Alan Arkin finally landed his Oscar in a well-deserved win for “Little Miss Sunshine.” While his performance as a foul-mouthed, drug-using, irascible grandparent in the hit 2006 indie dramedy could’ve easily descended into the realm of caricature, Arkin brought a lived-in quality to the role that made even the character’s more outlandish behavior ring true.
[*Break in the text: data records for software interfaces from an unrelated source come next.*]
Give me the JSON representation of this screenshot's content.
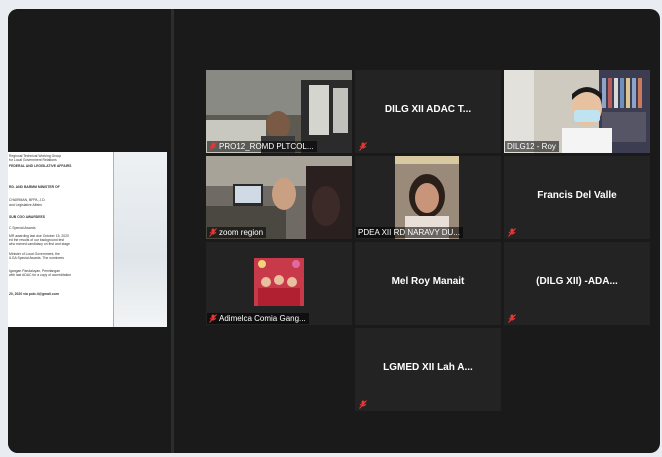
{
  "document": {
    "lines": [
      "Regional Technical Working Group",
      "for Local Government Relations",
      "FEDERAL AND LEGISLATIVE AFFAIRS",
      "RD. AND BARMM MINISTER OF",
      "CHAIRMAN, BFPA, J.D.",
      "and Legislative Affairs",
      "SUB CGO AWARDEES",
      "C Special Awards",
      "MR awarding last due October 15, 2020",
      "ed the results of our background test",
      "who earned candidacy on first and stage",
      "Minister of Local Government, the",
      "ILGA Special Awards. The nominees",
      "Igangan Pandaluyan, Pemitangan",
      "with last ADAC for a copy of accreditation",
      "20, 2020 via potc.ii@gmail.com"
    ]
  },
  "participants": [
    {
      "name": "PRO12_ROMD PLTCOL...",
      "label_shown": true
    },
    {
      "name": "DILG XII ADAC T...",
      "label_shown": false
    },
    {
      "name": "DILG12 - Roy",
      "label_shown": true
    },
    {
      "name": "zoom region",
      "label_shown": true
    },
    {
      "name": "PDEA XII RD NARAVY DU...",
      "label_shown": true
    },
    {
      "name": "Francis Del Valle",
      "label_shown": false
    },
    {
      "name": "Adimelca Comia Gang...",
      "label_shown": true
    },
    {
      "name": "Mel Roy Manait",
      "label_shown": false
    },
    {
      "name": "(DILG XII) -ADA...",
      "label_shown": false
    },
    {
      "name": "LGMED XII Lah A...",
      "label_shown": false
    }
  ],
  "colors": {
    "active_speaker": "#c9f24a",
    "tile_bg": "#232323",
    "mute_icon": "#e53935"
  }
}
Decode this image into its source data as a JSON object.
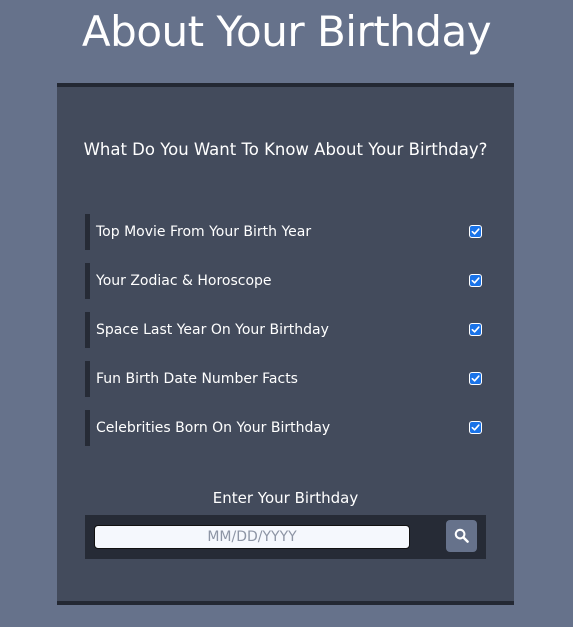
{
  "page": {
    "title": "About Your Birthday"
  },
  "card": {
    "question": "What Do You Want To Know About Your Birthday?",
    "options": [
      {
        "label": "Top Movie From Your Birth Year",
        "checked": true
      },
      {
        "label": "Your Zodiac & Horoscope",
        "checked": true
      },
      {
        "label": "Space Last Year On Your Birthday",
        "checked": true
      },
      {
        "label": "Fun Birth Date Number Facts",
        "checked": true
      },
      {
        "label": "Celebrities Born On Your Birthday",
        "checked": true
      }
    ],
    "enter_label": "Enter Your Birthday",
    "date_input": {
      "value": "",
      "placeholder": "MM/DD/YYYY"
    },
    "search_button_icon": "search-icon"
  },
  "colors": {
    "background": "#66728b",
    "card": "#434b5c",
    "dark_accent": "#232833",
    "checkbox": "#1a73e8"
  }
}
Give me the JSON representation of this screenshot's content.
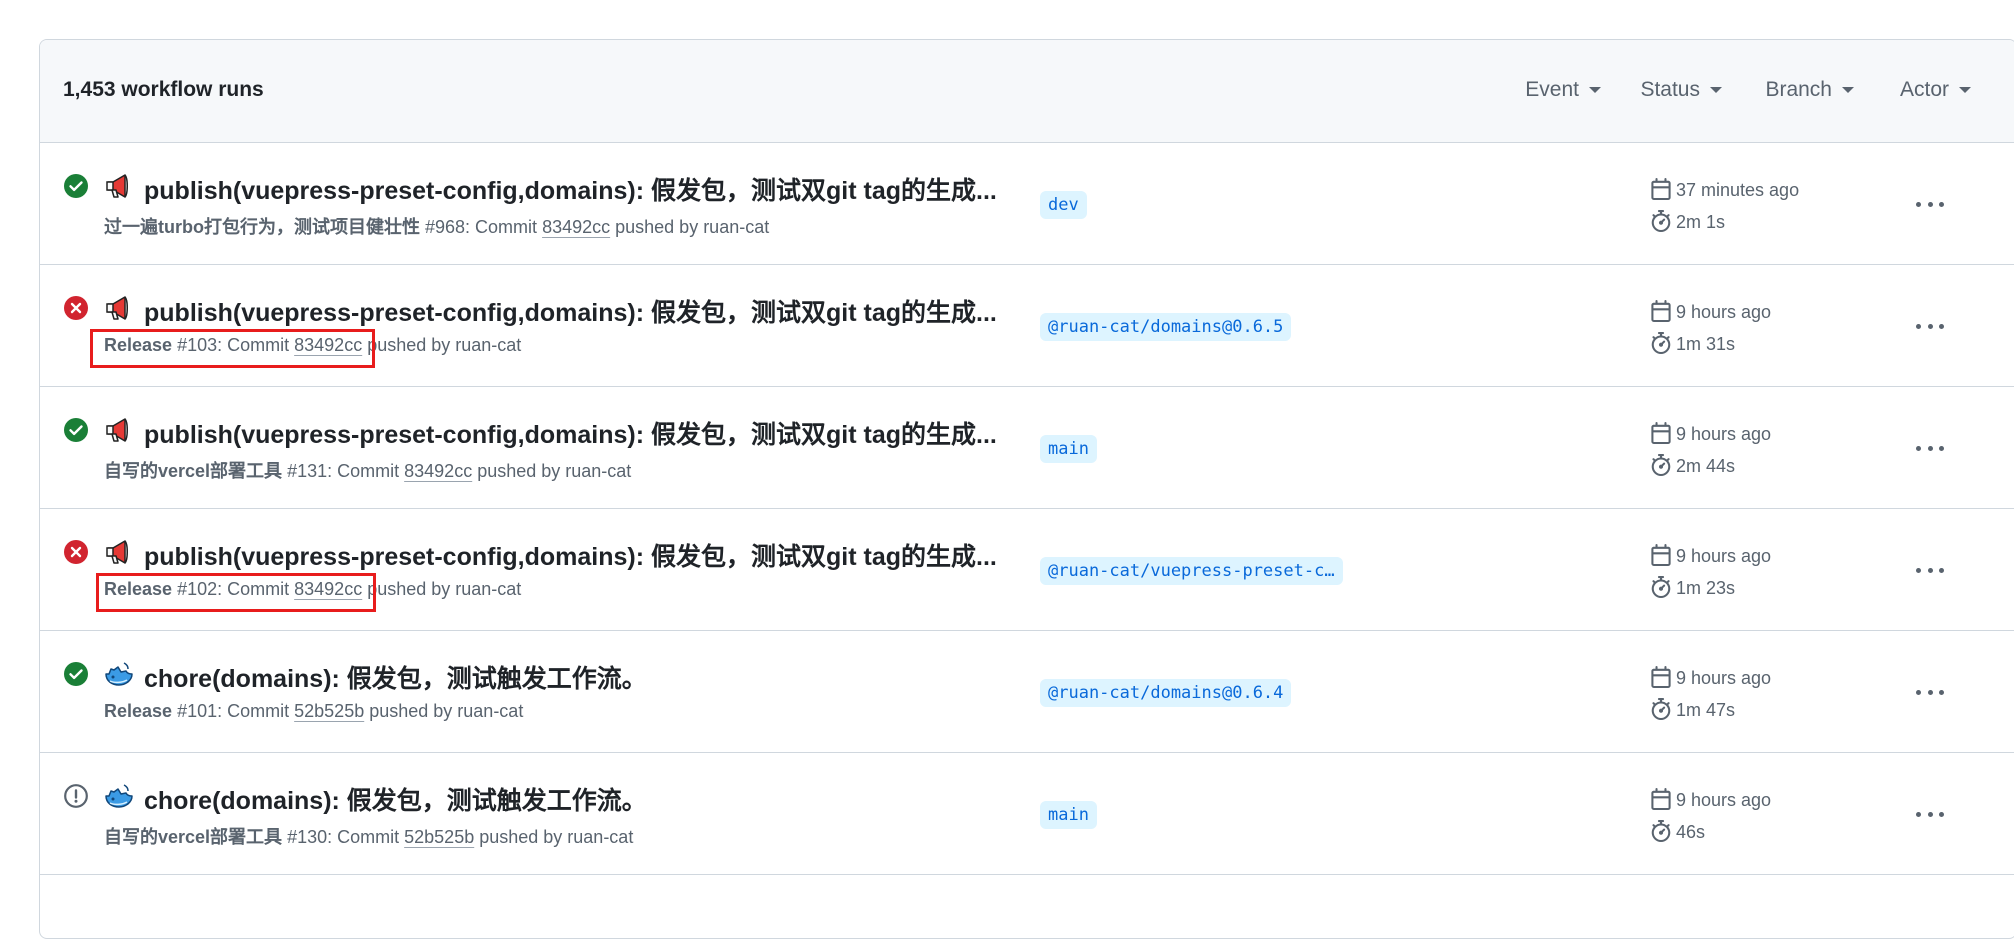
{
  "header": {
    "run_count": "1,453 workflow runs",
    "filters": [
      "Event",
      "Status",
      "Branch",
      "Actor"
    ]
  },
  "runs": [
    {
      "status": "success",
      "icon": "megaphone-icon",
      "title": "publish(vuepress-preset-config,domains): 假发包，测试双git tag的生成...",
      "workflow": "过一遍turbo打包行为，测试项目健壮性",
      "run_number": "#968",
      "commit_prefix": ": Commit ",
      "sha": "83492cc",
      "pushed_by": " pushed by ruan-cat",
      "branch": "dev",
      "date": "37 minutes ago",
      "duration": "2m 1s"
    },
    {
      "status": "failure",
      "icon": "megaphone-icon",
      "title": "publish(vuepress-preset-config,domains): 假发包，测试双git tag的生成...",
      "workflow": "Release",
      "run_number": "#103",
      "commit_prefix": ": Commit ",
      "sha": "83492cc",
      "pushed_by": " pushed by ruan-cat",
      "branch": "@ruan-cat/domains@0.6.5",
      "date": "9 hours ago",
      "duration": "1m 31s"
    },
    {
      "status": "success",
      "icon": "megaphone-icon",
      "title": "publish(vuepress-preset-config,domains): 假发包，测试双git tag的生成...",
      "workflow": "自写的vercel部署工具",
      "run_number": "#131",
      "commit_prefix": ": Commit ",
      "sha": "83492cc",
      "pushed_by": " pushed by ruan-cat",
      "branch": "main",
      "date": "9 hours ago",
      "duration": "2m 44s"
    },
    {
      "status": "failure",
      "icon": "megaphone-icon",
      "title": "publish(vuepress-preset-config,domains): 假发包，测试双git tag的生成...",
      "workflow": "Release",
      "run_number": "#102",
      "commit_prefix": ": Commit ",
      "sha": "83492cc",
      "pushed_by": " pushed by ruan-cat",
      "branch": "@ruan-cat/vuepress-preset-c…",
      "date": "9 hours ago",
      "duration": "1m 23s"
    },
    {
      "status": "success",
      "icon": "whale-icon",
      "title": "chore(domains): 假发包，测试触发工作流。",
      "workflow": "Release",
      "run_number": "#101",
      "commit_prefix": ": Commit ",
      "sha": "52b525b",
      "pushed_by": " pushed by ruan-cat",
      "branch": "@ruan-cat/domains@0.6.4",
      "date": "9 hours ago",
      "duration": "1m 47s"
    },
    {
      "status": "neutral",
      "icon": "whale-icon",
      "title": "chore(domains): 假发包，测试触发工作流。",
      "workflow": "自写的vercel部署工具",
      "run_number": "#130",
      "commit_prefix": ": Commit ",
      "sha": "52b525b",
      "pushed_by": " pushed by ruan-cat",
      "branch": "main",
      "date": "9 hours ago",
      "duration": "46s"
    }
  ],
  "colors": {
    "success": "#1a7f37",
    "failure": "#d1242f",
    "neutral": "#59636e",
    "highlight": "#e81c1c"
  }
}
Likewise, for as fun as it is to quote the more, shall we say, colorful life advice Arkin’s progenitor relays to his grandson (Paul Dano) in the film, it’s the earnestness with which the actor handles the character’s heart-to-heart exchanges with the many members of his family that really make you believe his Bad Grandpa could be an actual person.
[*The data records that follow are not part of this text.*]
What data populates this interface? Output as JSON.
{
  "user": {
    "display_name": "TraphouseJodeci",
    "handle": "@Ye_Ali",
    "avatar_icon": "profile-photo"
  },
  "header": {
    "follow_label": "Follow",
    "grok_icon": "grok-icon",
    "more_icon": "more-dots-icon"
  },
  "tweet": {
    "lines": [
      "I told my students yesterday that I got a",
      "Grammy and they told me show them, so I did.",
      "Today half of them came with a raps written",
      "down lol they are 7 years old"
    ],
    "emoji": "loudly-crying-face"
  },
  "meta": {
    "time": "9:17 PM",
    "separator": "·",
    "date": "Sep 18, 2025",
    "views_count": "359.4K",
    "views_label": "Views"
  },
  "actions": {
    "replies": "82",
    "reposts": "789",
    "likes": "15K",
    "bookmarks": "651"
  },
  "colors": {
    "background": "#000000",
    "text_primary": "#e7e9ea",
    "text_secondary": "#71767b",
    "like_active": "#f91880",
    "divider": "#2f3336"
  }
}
That sentiment extends to the various other cantankerous old-timers Arkin portrayed in his third act, from a cynical Hollywood producer who’s seen it all yet is nonetheless moved by his conscience to do the right thing in “Argo” (which landed Arkin a supporting actor Oscar nod) to a father who’s still trying — and failing — to do right by his grown-up daughters with his eccentric schemes in “Sunshine Cleaning.”
That’s not to say Arkin didn’t have fun in-between dealing with heavy topics like mortality and regret during his later years, including his well-received turn opposite Michael Douglas on the Netflix dramedy series “The Kominsky Method.” Whether he was cameoing in “The Muppets,” lending his voice to “Minions: The Rise of Gru,” or portraying not-Mickey to Sylvester Stallone’s not-Rocky in “Grudge Match,” Arkin’s presence was always a pleasure, no matter the quality of the film or show around him.
Rest in peace, Alan Arkin, and thank you for a lifetime spent making us all laugh, think — and perhaps most importantly — feel.